━━ Entries supplied ━━

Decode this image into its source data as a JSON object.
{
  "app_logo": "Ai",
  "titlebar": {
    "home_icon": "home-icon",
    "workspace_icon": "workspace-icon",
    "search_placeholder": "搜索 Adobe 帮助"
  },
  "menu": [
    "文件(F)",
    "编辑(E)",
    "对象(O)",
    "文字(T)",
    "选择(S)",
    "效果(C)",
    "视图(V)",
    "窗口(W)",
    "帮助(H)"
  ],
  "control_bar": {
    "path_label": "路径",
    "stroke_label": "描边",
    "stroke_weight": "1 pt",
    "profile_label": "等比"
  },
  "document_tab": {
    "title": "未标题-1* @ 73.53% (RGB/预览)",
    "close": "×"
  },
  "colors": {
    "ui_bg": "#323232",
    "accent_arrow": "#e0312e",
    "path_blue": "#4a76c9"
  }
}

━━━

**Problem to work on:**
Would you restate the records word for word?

**The completed task:**
Decode this image into its source data as a JSON object.
{
  "app_logo": "Ai",
  "titlebar": {
    "home_icon": "home-icon",
    "workspace_icon": "workspace-icon",
    "search_placeholder": "搜索 Adobe 帮助"
  },
  "menu": [
    "文件(F)",
    "编辑(E)",
    "对象(O)",
    "文字(T)",
    "选择(S)",
    "效果(C)",
    "视图(V)",
    "窗口(W)",
    "帮助(H)"
  ],
  "control_bar": {
    "path_label": "路径",
    "stroke_label": "描边",
    "stroke_weight": "1 pt",
    "profile_label": "等比"
  },
  "document_tab": {
    "title": "未标题-1* @ 73.53% (RGB/预览)",
    "close": "×"
  },
  "colors": {
    "ui_bg": "#323232",
    "accent_arrow": "#e0312e",
    "path_blue": "#4a76c9"
  }
}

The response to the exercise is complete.